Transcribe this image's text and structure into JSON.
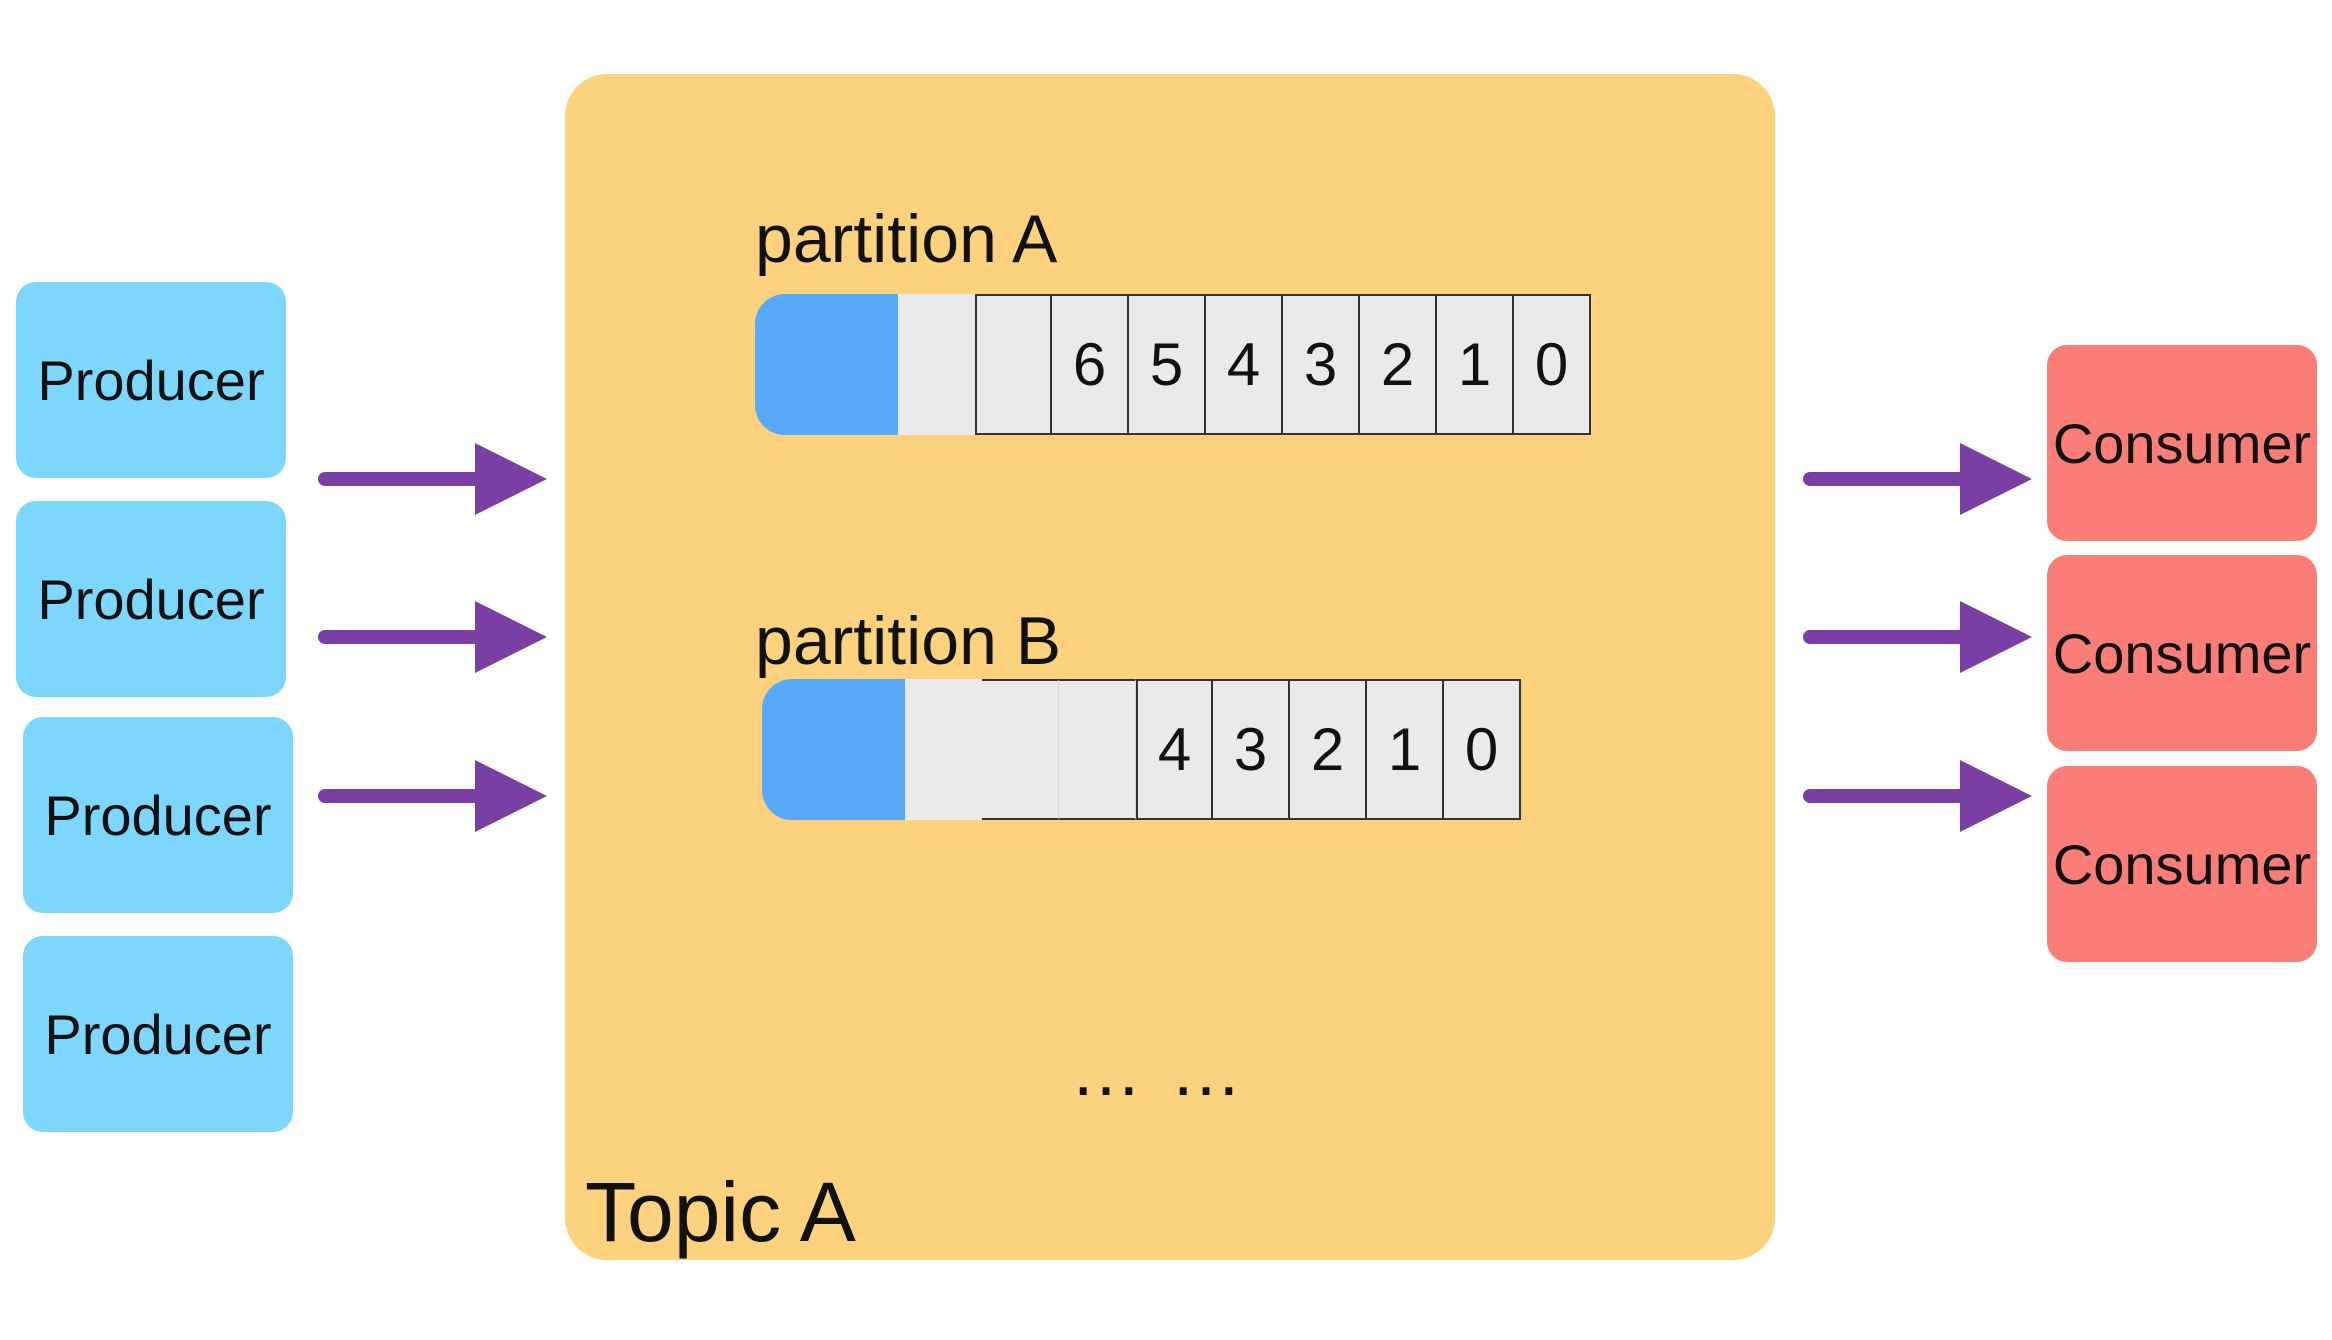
{
  "producers": [
    "Producer",
    "Producer",
    "Producer",
    "Producer"
  ],
  "consumers": [
    "Consumer",
    "Consumer",
    "Consumer"
  ],
  "topic": {
    "label": "Topic A"
  },
  "partitions": [
    {
      "label": "partition A",
      "cells": [
        "6",
        "5",
        "4",
        "3",
        "2",
        "1",
        "0"
      ]
    },
    {
      "label": "partition B",
      "cells": [
        "4",
        "3",
        "2",
        "1",
        "0"
      ]
    }
  ],
  "ellipsis": "… …",
  "colors": {
    "producer": "#7dd6fc",
    "consumer": "#fb7d78",
    "topic": "#fcd27f",
    "arrow": "#7a3fa3",
    "head": "#58a9f7"
  }
}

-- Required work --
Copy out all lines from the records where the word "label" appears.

-- Answer space --
    "label": "Topic A"
      "label": "partition A",
      "label": "partition B",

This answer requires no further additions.